To Those Who Did Not Make It Home:
Yeah, I’m talking to you. It’s been close to fifty years since most of you got “wasted” in Viet Nam. I’m not saying that I’d trade places with you, but I have to say for some veterans of that horrific war maybe a quick death would have been better than the lives they tried to put together after getting out.
Many came back and immediately quit. They committed suicide. Many came back and couldn’t fit into the mold of modern America. They had lost hold of something profound and couldn’t figure out how to get it back. Drugs and alcohol helped some but kicked the shit out of others. Others fell victim to Agent Orange and watched their bodies implode. Some of us were fortunate enough to find life-mates that made living a compartmentalized existence possible — we could bury twisted memories most of the time and not let them control our lives. Some of us are here with you on this Memorial Day, 2018.
I try to write at least one poem a year that I will leave at this Wall. So here’s what I wrote this year. I dedicate it to a friend of mine who got wounded in the war, came home and put together a decent life teaching at the local university that I worked at for almost 30 years. He’s a good guy. But he got me to thinking about how we, now over 70 years old, have come to terms with that shattering year we spent in that war that claimed your lives. And left us to survive. In one sense , we never have really come to terms with it. Hence, the idea of trying to figure it out through the use of zen koans — questions that defy “rational” responses….
NAMVET ZEN KOANS
For Jon Oplinger
When does a house stop being a tomb and become a home again?
When does a memory stop riding you and give you hold of the reins?
When does morning birdsong stop piercing to the quick and begin to soothe?
What, for that matter, could possibly be the sound and smell of truth?
When do you get to sing along with the choir?
When do you get to come back in through the wire?
When do you get to leave your nightmares for the night?
What, for that matter, is the need of all this light?
When do the years finally come out of their spin?
When do you start letting your lovers take a win?
When do you stop lying to all our children’s children?
What, for that matter, is the good of letting anyone, anyone in?
II Corps Central Highlands
July, 1969 — August, 1970
In remembrance of these fallen soldiers and their families.
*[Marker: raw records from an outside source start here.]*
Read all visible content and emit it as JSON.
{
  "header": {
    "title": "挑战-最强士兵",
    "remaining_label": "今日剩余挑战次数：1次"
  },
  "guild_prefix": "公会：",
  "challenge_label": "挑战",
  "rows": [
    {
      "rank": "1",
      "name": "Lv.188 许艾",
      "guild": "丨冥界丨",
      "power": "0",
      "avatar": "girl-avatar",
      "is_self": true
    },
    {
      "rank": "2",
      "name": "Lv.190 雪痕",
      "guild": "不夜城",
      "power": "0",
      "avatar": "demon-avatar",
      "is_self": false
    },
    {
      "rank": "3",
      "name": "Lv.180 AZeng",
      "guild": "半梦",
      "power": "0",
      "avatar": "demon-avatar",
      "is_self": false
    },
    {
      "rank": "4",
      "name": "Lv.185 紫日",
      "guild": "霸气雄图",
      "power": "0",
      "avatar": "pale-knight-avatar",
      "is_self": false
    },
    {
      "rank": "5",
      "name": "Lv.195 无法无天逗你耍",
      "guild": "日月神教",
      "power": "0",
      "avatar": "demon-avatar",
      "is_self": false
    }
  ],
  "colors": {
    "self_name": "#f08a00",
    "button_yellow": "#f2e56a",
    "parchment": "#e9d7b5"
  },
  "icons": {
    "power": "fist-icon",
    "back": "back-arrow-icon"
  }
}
We will never forget those whom have lost their lives in service to our land. We pray that those whom come here to remember will find ‘peace and comfort’ in this Memorial Wall.
Bobby Croce died four days after arriving in Vietnam. He was a Marine, part of the first deployment of American combat soldiers in 1965. Apparently a mortar round landed next to his tent, which was pitched in the dunes behind the beach at Danang.
Bobby had been the captain of my high school track team. He was good in the sprints, but his best event was the pole vault, in which he won the Massachusetts State Championship. He was from a working class Italian family and college was not something in his future. Our track team coach suggested to Bobby that he join the Marine Corps where he could continue his pole vaulting career. Some context: This was 1964 and Billy Mills, a Sioux Indian, had just won the Olympic Gold Medal in the 10,000 meters as a member of the United States Marine Corp. I’m fairly sure that Bobby Croce was one of the many high school seniors in 1964 who had never heard of Vietnam.
Myself, I safely went off to college with a four-year deferment, which was quite common for the son of a middle-class family. After graduating college, I started teaching in a pubic school in New Hampshire and that earned me an occupational deferment. Then in the fall of 1969 all deferments were to end and the first draft lottery was to be held. 366 ping-pong balls, each with a different day of the year (including Feb. 29th) inscibed on them, were placed in a large container. Then, one by one, they were randomly drawn out. My birthday, May 5th, was selected 364th. That essentially ended my exposure to the draft and any possibility of my being sent to Vietnam. Not so fortunate was Bobby Croce and four other high school classmates who later died in Vietnam.
All five were from working-class families who had little chance or opportunity for an educational or occupational deferment, as I did.
The rabbit and the wall.
The young rabbit lie dead in the road when I got home today. Such beautiful eyes as I looked down into the redness of a body ripped open wide, senseless roadkill.
Wasn’t it yesterday that Vicki asked me to put out some carrot peelings for him? I want to spare her the pain, seeing him like this.
The shovel does the dirty work, entrails slopping off. Carried to the wooded area, covered with leaves, a rushed tobacco prayer. Grateful for the openness and lovingness, Grandmother will take him back
Memorial Day event at the wall two days off. Two-legged relatives of the world, sobbing for loss of one of their beloved. The War Machine, a walking corpse, refuses to rest.The granite wall is the wooded area. Channeling grief to the Great Mother. The ancestors sit patiently peering through the black hardness waiting for our fever sickness to end.
Tonight heavy rains wash the land; I know he sleeps eyes open, under the leaves close to the earth. I give thanks.
In the sleeping madness, we have forgotten our original instructions. To take care of Pachamama and all our relatives in a good way. With open heart, eyes open, I will do what I can to stay awake…..Sweet Mercy on us.